(Data extracted from a collection)
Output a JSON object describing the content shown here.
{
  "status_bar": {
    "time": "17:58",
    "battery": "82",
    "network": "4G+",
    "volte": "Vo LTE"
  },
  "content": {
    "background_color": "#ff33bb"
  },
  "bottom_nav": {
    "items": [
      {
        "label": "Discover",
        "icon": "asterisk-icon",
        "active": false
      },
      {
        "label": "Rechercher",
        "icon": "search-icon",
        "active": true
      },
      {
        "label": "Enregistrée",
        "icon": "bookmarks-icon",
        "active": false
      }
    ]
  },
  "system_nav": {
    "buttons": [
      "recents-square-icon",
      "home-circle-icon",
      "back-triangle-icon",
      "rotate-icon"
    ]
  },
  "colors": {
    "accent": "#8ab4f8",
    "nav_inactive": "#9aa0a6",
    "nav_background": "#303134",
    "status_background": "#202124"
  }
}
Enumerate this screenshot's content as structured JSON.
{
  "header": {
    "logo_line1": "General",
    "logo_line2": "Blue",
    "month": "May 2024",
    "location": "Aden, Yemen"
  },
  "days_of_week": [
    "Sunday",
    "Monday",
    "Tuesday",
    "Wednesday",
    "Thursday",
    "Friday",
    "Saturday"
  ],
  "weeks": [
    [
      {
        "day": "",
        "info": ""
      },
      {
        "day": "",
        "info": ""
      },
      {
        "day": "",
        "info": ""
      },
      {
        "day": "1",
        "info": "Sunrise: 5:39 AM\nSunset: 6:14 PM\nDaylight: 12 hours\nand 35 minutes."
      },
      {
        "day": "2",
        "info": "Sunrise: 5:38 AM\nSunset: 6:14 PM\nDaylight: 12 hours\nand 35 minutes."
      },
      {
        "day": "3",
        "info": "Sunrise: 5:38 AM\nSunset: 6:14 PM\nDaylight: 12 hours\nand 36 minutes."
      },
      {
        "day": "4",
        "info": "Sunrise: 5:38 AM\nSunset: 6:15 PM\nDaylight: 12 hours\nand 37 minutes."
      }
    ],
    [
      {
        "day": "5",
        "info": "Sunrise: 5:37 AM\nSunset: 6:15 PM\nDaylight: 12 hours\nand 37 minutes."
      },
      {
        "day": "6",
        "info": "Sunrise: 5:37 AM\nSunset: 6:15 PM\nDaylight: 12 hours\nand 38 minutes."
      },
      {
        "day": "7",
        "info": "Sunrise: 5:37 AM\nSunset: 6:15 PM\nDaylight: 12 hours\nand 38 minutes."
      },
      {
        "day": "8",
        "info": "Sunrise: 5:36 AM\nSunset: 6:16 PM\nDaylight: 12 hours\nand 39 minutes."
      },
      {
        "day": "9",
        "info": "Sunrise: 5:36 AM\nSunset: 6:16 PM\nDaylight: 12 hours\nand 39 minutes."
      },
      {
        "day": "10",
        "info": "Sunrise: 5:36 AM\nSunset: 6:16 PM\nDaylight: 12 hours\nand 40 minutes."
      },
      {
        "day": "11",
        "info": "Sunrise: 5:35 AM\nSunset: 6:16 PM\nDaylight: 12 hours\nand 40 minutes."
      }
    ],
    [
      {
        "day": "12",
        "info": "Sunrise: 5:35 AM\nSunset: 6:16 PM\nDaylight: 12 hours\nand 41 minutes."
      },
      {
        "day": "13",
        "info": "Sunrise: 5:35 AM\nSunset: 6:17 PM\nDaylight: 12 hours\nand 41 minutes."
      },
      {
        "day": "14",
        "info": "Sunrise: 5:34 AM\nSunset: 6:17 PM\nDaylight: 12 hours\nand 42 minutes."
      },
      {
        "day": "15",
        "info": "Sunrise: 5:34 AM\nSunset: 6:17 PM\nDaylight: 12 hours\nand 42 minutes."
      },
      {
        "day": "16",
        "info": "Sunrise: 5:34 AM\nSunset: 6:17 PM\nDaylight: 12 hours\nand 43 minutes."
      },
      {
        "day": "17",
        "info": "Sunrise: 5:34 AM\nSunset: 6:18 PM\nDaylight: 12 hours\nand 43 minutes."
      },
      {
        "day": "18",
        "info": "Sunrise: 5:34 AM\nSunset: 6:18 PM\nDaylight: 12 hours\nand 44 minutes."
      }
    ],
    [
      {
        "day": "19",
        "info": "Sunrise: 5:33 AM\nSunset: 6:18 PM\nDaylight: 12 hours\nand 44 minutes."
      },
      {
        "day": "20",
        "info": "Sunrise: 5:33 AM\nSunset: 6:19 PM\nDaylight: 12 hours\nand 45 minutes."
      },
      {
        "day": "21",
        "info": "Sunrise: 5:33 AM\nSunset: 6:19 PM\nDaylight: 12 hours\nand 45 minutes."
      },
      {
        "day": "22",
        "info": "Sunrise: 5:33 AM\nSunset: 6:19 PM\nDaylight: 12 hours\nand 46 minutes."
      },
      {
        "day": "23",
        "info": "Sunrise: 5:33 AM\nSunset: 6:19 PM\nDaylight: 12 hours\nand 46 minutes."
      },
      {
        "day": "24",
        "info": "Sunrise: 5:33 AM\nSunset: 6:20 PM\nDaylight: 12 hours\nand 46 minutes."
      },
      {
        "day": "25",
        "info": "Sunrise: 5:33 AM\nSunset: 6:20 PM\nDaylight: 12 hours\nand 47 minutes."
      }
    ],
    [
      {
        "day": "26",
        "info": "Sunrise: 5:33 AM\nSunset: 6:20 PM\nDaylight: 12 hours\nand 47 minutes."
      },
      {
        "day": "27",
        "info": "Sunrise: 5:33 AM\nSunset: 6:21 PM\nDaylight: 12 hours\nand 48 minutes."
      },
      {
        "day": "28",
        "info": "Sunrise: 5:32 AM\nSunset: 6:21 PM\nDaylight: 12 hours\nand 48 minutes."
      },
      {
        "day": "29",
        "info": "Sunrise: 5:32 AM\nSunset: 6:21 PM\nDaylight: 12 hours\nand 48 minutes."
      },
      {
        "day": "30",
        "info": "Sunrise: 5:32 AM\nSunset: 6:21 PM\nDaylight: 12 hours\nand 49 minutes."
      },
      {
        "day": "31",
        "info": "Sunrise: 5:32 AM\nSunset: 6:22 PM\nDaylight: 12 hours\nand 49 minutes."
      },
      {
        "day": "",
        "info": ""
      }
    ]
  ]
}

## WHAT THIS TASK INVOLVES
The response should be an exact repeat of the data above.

## ANSWER SECTION
Output a JSON object describing the content shown here.
{
  "status_bar": {
    "time": "17:58",
    "battery": "82",
    "network": "4G+",
    "volte": "Vo LTE"
  },
  "content": {
    "background_color": "#ff33bb"
  },
  "bottom_nav": {
    "items": [
      {
        "label": "Discover",
        "icon": "asterisk-icon",
        "active": false
      },
      {
        "label": "Rechercher",
        "icon": "search-icon",
        "active": true
      },
      {
        "label": "Enregistrée",
        "icon": "bookmarks-icon",
        "active": false
      }
    ]
  },
  "system_nav": {
    "buttons": [
      "recents-square-icon",
      "home-circle-icon",
      "back-triangle-icon",
      "rotate-icon"
    ]
  },
  "colors": {
    "accent": "#8ab4f8",
    "nav_inactive": "#9aa0a6",
    "nav_background": "#303134",
    "status_background": "#202124"
  }
}
Enumerate this screenshot's content as structured JSON.
{
  "header": {
    "logo_line1": "General",
    "logo_line2": "Blue",
    "month": "May 2024",
    "location": "Aden, Yemen"
  },
  "days_of_week": [
    "Sunday",
    "Monday",
    "Tuesday",
    "Wednesday",
    "Thursday",
    "Friday",
    "Saturday"
  ],
  "weeks": [
    [
      {
        "day": "",
        "info": ""
      },
      {
        "day": "",
        "info": ""
      },
      {
        "day": "",
        "info": ""
      },
      {
        "day": "1",
        "info": "Sunrise: 5:39 AM\nSunset: 6:14 PM\nDaylight: 12 hours\nand 35 minutes."
      },
      {
        "day": "2",
        "info": "Sunrise: 5:38 AM\nSunset: 6:14 PM\nDaylight: 12 hours\nand 35 minutes."
      },
      {
        "day": "3",
        "info": "Sunrise: 5:38 AM\nSunset: 6:14 PM\nDaylight: 12 hours\nand 36 minutes."
      },
      {
        "day": "4",
        "info": "Sunrise: 5:38 AM\nSunset: 6:15 PM\nDaylight: 12 hours\nand 37 minutes."
      }
    ],
    [
      {
        "day": "5",
        "info": "Sunrise: 5:37 AM\nSunset: 6:15 PM\nDaylight: 12 hours\nand 37 minutes."
      },
      {
        "day": "6",
        "info": "Sunrise: 5:37 AM\nSunset: 6:15 PM\nDaylight: 12 hours\nand 38 minutes."
      },
      {
        "day": "7",
        "info": "Sunrise: 5:37 AM\nSunset: 6:15 PM\nDaylight: 12 hours\nand 38 minutes."
      },
      {
        "day": "8",
        "info": "Sunrise: 5:36 AM\nSunset: 6:16 PM\nDaylight: 12 hours\nand 39 minutes."
      },
      {
        "day": "9",
        "info": "Sunrise: 5:36 AM\nSunset: 6:16 PM\nDaylight: 12 hours\nand 39 minutes."
      },
      {
        "day": "10",
        "info": "Sunrise: 5:36 AM\nSunset: 6:16 PM\nDaylight: 12 hours\nand 40 minutes."
      },
      {
        "day": "11",
        "info": "Sunrise: 5:35 AM\nSunset: 6:16 PM\nDaylight: 12 hours\nand 40 minutes."
      }
    ],
    [
      {
        "day": "12",
        "info": "Sunrise: 5:35 AM\nSunset: 6:16 PM\nDaylight: 12 hours\nand 41 minutes."
      },
      {
        "day": "13",
        "info": "Sunrise: 5:35 AM\nSunset: 6:17 PM\nDaylight: 12 hours\nand 41 minutes."
      },
      {
        "day": "14",
        "info": "Sunrise: 5:34 AM\nSunset: 6:17 PM\nDaylight: 12 hours\nand 42 minutes."
      },
      {
        "day": "15",
        "info": "Sunrise: 5:34 AM\nSunset: 6:17 PM\nDaylight: 12 hours\nand 42 minutes."
      },
      {
        "day": "16",
        "info": "Sunrise: 5:34 AM\nSunset: 6:17 PM\nDaylight: 12 hours\nand 43 minutes."
      },
      {
        "day": "17",
        "info": "Sunrise: 5:34 AM\nSunset: 6:18 PM\nDaylight: 12 hours\nand 43 minutes."
      },
      {
        "day": "18",
        "info": "Sunrise: 5:34 AM\nSunset: 6:18 PM\nDaylight: 12 hours\nand 44 minutes."
      }
    ],
    [
      {
        "day": "19",
        "info": "Sunrise: 5:33 AM\nSunset: 6:18 PM\nDaylight: 12 hours\nand 44 minutes."
      },
      {
        "day": "20",
        "info": "Sunrise: 5:33 AM\nSunset: 6:19 PM\nDaylight: 12 hours\nand 45 minutes."
      },
      {
        "day": "21",
        "info": "Sunrise: 5:33 AM\nSunset: 6:19 PM\nDaylight: 12 hours\nand 45 minutes."
      },
      {
        "day": "22",
        "info": "Sunrise: 5:33 AM\nSunset: 6:19 PM\nDaylight: 12 hours\nand 46 minutes."
      },
      {
        "day": "23",
        "info": "Sunrise: 5:33 AM\nSunset: 6:19 PM\nDaylight: 12 hours\nand 46 minutes."
      },
      {
        "day": "24",
        "info": "Sunrise: 5:33 AM\nSunset: 6:20 PM\nDaylight: 12 hours\nand 46 minutes."
      },
      {
        "day": "25",
        "info": "Sunrise: 5:33 AM\nSunset: 6:20 PM\nDaylight: 12 hours\nand 47 minutes."
      }
    ],
    [
      {
        "day": "26",
        "info": "Sunrise: 5:33 AM\nSunset: 6:20 PM\nDaylight: 12 hours\nand 47 minutes."
      },
      {
        "day": "27",
        "info": "Sunrise: 5:33 AM\nSunset: 6:21 PM\nDaylight: 12 hours\nand 48 minutes."
      },
      {
        "day": "28",
        "info": "Sunrise: 5:32 AM\nSunset: 6:21 PM\nDaylight: 12 hours\nand 48 minutes."
      },
      {
        "day": "29",
        "info": "Sunrise: 5:32 AM\nSunset: 6:21 PM\nDaylight: 12 hours\nand 48 minutes."
      },
      {
        "day": "30",
        "info": "Sunrise: 5:32 AM\nSunset: 6:21 PM\nDaylight: 12 hours\nand 49 minutes."
      },
      {
        "day": "31",
        "info": "Sunrise: 5:32 AM\nSunset: 6:22 PM\nDaylight: 12 hours\nand 49 minutes."
      },
      {
        "day": "",
        "info": ""
      }
    ]
  ]
}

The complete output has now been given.